Sarah F Valek, RN MSN MBA, is a dedicated RN with 18 years experience in cardiology, pediatrics and healthcare management. She found her passion for advocacy early on in her career and understands the challenges patients face in today’s complex healthcare system. Here, we discuss with Sarah what it’s like being an RN advocate at NShore.

  1. You’re NShore’s newest advocate. Can you tell us a little bit about what drew you to the field of patient advocacy?

What drew me into nursing was having some things happen to me as a kid. I saw what nurses did, and I wanted to do that. I thought it was great that they took care of people at a time when they’re most vulnerable. I was drawn to that and the ability to teach patients self-care. In terms of advocacy, I became frustrated watching families trying to navigate through healthcare, not really knowing what to do while keeping their own lives in check. It was difficult. During times of crisis, that creates even more conflict within the family and within the individual person too. At times insurance companies try to dictate what’s going on, physicians are overworked, there’s never enough staff to take proper care of a patient, and I just saw medical errors and gaps in care forming.

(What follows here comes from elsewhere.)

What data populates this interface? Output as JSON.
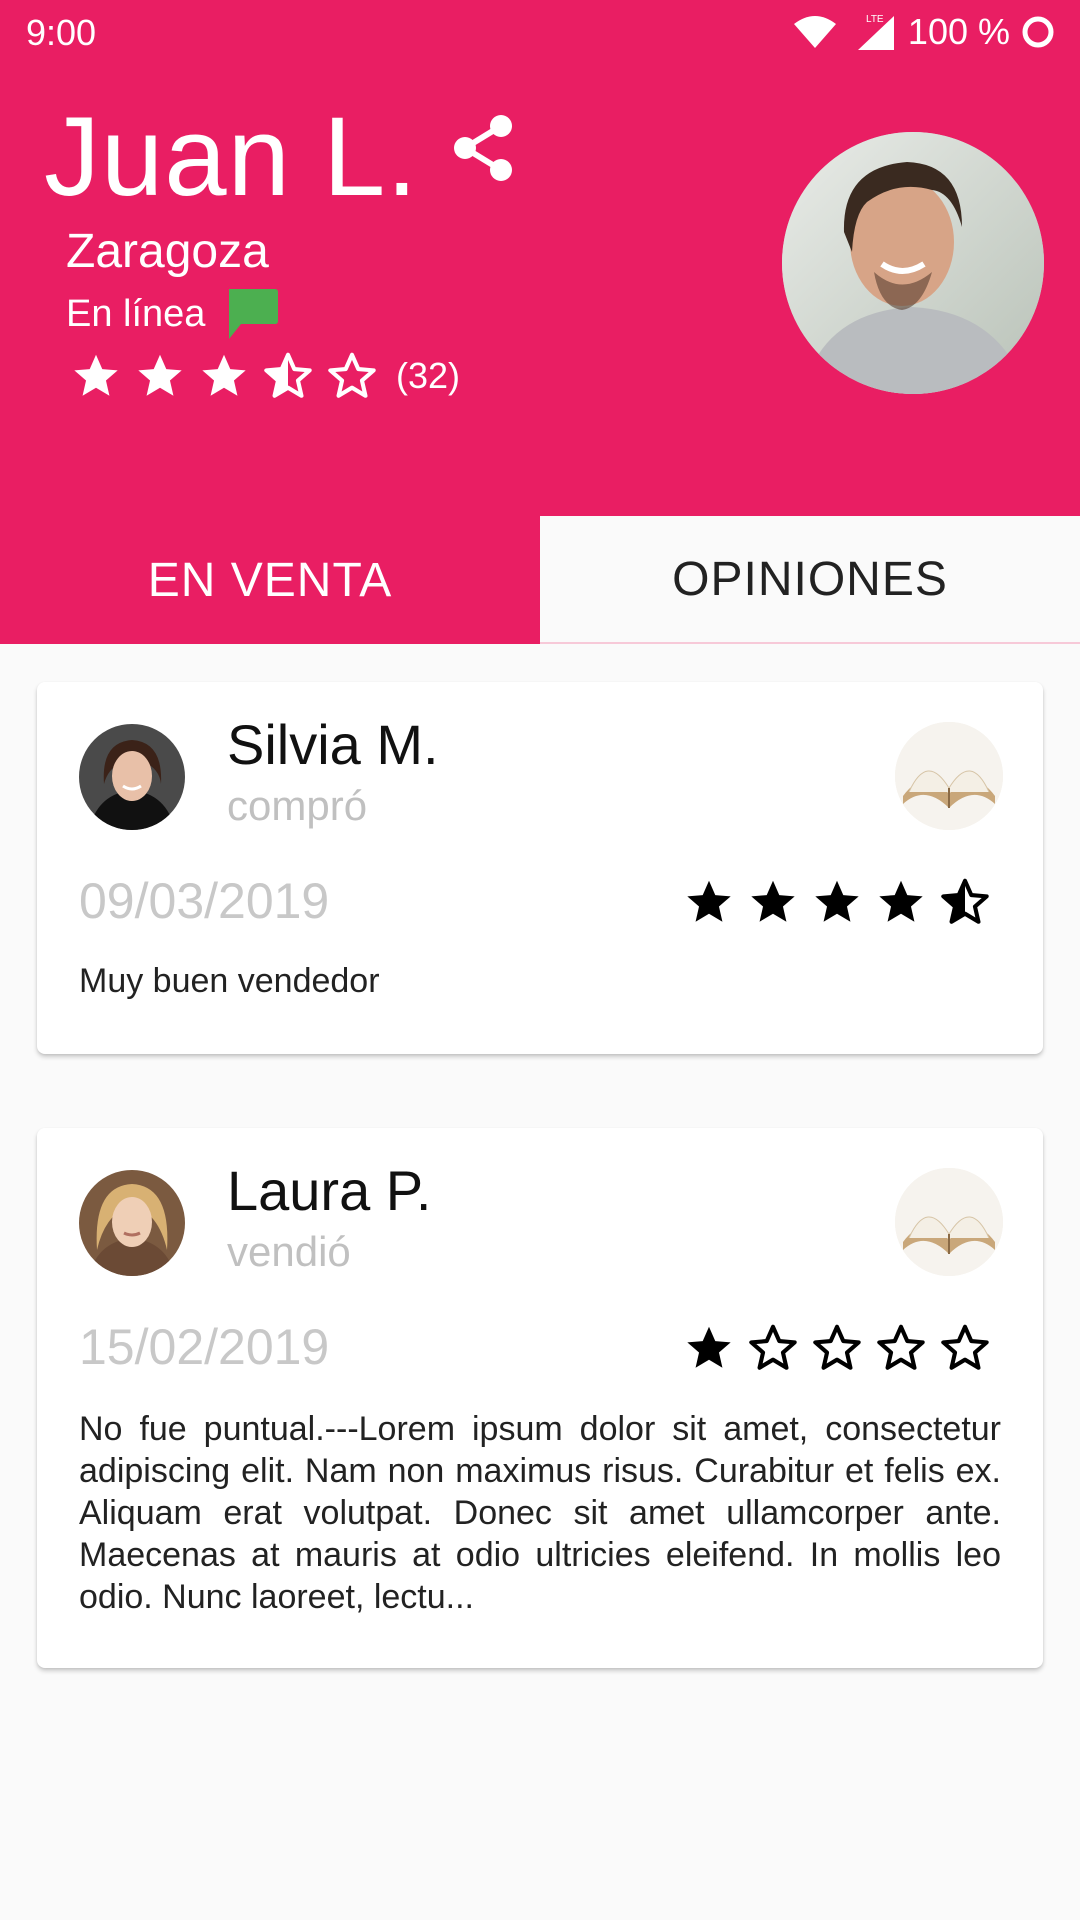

  1. Do you remember a time in your career as an RN where you felt like you wanted to advocate for a patient, but for some reason couldn’t?

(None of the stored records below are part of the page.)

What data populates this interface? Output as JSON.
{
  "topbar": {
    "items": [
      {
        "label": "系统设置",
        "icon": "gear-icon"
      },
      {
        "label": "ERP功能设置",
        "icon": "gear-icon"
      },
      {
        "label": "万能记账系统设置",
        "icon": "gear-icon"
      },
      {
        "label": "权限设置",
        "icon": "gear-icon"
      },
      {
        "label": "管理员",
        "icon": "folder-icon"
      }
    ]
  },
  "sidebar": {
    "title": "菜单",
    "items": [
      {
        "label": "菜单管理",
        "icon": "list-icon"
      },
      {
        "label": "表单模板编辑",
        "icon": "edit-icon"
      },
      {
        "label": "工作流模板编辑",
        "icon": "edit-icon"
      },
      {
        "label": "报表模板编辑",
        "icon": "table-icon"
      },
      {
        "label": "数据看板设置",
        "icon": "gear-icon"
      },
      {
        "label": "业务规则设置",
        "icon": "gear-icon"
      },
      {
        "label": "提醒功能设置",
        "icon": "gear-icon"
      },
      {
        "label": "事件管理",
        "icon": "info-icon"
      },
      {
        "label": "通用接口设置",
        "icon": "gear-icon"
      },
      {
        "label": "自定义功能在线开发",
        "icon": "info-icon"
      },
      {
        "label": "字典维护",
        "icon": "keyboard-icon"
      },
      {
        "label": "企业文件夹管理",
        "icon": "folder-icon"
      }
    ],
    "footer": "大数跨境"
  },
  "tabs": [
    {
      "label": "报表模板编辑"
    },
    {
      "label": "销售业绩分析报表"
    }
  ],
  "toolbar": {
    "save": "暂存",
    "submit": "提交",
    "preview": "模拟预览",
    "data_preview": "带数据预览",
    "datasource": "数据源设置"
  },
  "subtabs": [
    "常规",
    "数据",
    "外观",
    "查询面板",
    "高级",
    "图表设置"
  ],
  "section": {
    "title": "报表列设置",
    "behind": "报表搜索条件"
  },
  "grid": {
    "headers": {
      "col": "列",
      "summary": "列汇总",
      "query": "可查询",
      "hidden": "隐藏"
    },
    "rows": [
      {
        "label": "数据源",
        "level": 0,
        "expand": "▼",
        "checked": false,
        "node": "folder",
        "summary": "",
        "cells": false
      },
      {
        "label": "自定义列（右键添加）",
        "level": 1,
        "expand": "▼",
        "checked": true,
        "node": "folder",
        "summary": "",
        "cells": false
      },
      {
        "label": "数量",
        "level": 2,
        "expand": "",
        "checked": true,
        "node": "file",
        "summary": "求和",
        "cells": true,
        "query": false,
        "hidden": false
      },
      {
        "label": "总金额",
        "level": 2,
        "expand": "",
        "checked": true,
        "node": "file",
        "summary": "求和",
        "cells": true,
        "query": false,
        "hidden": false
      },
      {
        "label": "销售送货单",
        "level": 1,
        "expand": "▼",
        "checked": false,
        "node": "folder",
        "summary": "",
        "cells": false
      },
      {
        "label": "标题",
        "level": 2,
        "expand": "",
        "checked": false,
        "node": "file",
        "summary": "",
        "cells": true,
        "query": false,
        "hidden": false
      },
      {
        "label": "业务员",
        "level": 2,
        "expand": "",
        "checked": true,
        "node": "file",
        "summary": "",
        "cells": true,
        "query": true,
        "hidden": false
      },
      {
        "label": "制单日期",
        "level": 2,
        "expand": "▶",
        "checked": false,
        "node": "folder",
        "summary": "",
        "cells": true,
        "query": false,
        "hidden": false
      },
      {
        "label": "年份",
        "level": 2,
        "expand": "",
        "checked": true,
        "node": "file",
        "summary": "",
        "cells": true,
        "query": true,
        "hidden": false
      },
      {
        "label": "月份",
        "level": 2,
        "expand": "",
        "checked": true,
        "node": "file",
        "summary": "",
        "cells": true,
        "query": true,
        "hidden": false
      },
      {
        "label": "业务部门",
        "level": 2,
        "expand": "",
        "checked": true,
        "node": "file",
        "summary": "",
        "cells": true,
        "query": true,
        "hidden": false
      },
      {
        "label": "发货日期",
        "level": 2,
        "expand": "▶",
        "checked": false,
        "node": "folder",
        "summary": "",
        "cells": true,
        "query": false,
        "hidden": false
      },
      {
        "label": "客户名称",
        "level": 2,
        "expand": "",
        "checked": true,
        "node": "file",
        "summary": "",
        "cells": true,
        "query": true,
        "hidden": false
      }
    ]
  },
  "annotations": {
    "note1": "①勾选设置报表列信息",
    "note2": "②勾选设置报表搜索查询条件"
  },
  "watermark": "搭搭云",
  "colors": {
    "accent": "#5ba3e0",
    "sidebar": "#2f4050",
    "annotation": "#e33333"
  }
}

Yes. That definitely happened early in my career. I was staff nurse in a hospital, in an acute care setting. I felt like I really wanted to advocate for a patient and couldn’t. I had a whole team of patients, and I obviously couldn’t go home with this patient and follow up with them. They had all these social needs that weren’t being met and once we discharged them, they went off and I never knew what happened to them after that. That was really frustrating for me because I cared about my patients and wanted to really be able to help them.

  1. Is there a best and worst part of RN patient advocacy?

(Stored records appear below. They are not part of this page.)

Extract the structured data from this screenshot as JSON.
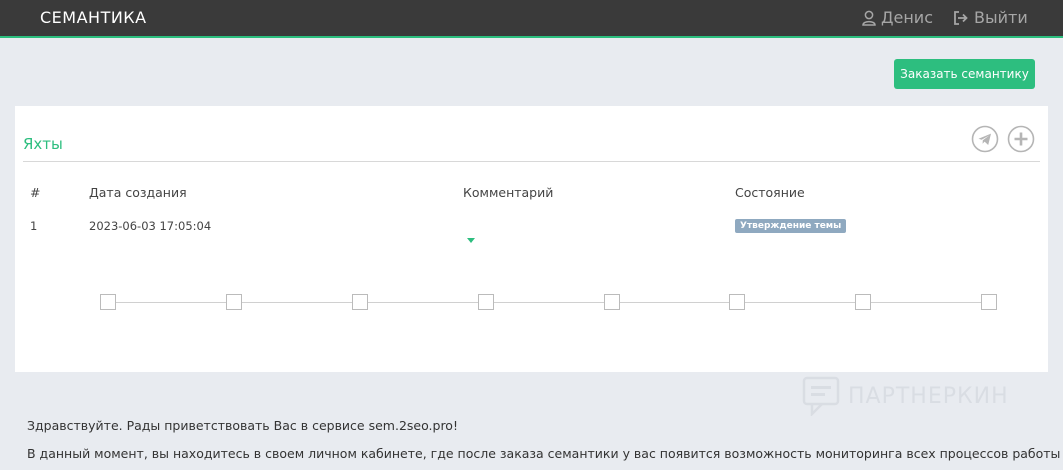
{
  "header": {
    "brand": "СЕМАНТИКА",
    "user_name": "Денис",
    "logout_label": "Выйти",
    "accent_color": "#2bbf7e"
  },
  "actions": {
    "order_button": "Заказать семантику"
  },
  "project": {
    "title": "Яхты",
    "icons": [
      "telegram-send-icon",
      "plus-circle-icon"
    ],
    "table": {
      "headers": [
        "#",
        "Дата создания",
        "Комментарий",
        "Состояние"
      ],
      "rows": [
        {
          "num": "1",
          "date": "2023-06-03 17:05:04",
          "comment": "",
          "status": "Утверждение темы"
        }
      ]
    },
    "stepper_steps": 8
  },
  "watermark": "ПАРТНЕРКИН",
  "intro": {
    "line1": "Здравствуйте. Рады приветствовать Вас в сервисе sem.2seo.pro!",
    "line2": "В данный момент, вы находитесь в своем личном кабинете, где после заказа семантики у вас появится возможность мониторинга всех процессов работы над"
  }
}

I think the best part of advocacy is being able to effectively put all the pieces together for a patient. So being able to step up and fight for their rights but also meet their actual needs, head to toe. Not only physically, but emotionally, legally, financially, prioritizing their top needs and following through for the patient. That’s the best part. Becoming part of the healthcare team and finding those inconsistencies and gaps in care and solving them. The worst part of it is people not always understanding the value of what we do. So weather that be an actual patient, or someone on the healthcare team not seeing the value we can bring to the table. That’s frustrating.

  1. I’ve heard someone once compare patient advocates to super heroes. Do you have a favorite super hero, either from a comic book or maybe a less traditional place of inspiration?

Mine is an untraditional superhero. My mother is my inspiration and my number one cheerleader. She taught me early on to be very strong, very confident, to be comfortable in my own skin, and the art of communication, which has really carried over not only into my work, but my personal life and the way I deal with others. It’s helped me handle conflict and she also emphasized the importance of compassion for others. It’ll always get you results. You may not always agree with everyone, but compassion will bring you peace. I’ve really benefitted from those things she taught me.

  1. If you could offer one piece of advice to people out there who are struggling to navigate the healthcare landscape, what would it be?

This one is easy. Of course, it’s to hire us! A highly skilled patient advocate can guide you through anything. We’ve seen it all, we’re not afraid of conflict, we’re not afraid of standing up for what is right because our number one interest is the patient and their loved ones. We know what questions to ask and how to navigate the system. From translating medical language to ensure the patient understands, and the family understands, and then following up on their self-care, that always brings the best results to the patients.

For a no-cost 30 minute initial consultation, please call 847-612-6684 or click here to fill out our online callback request form.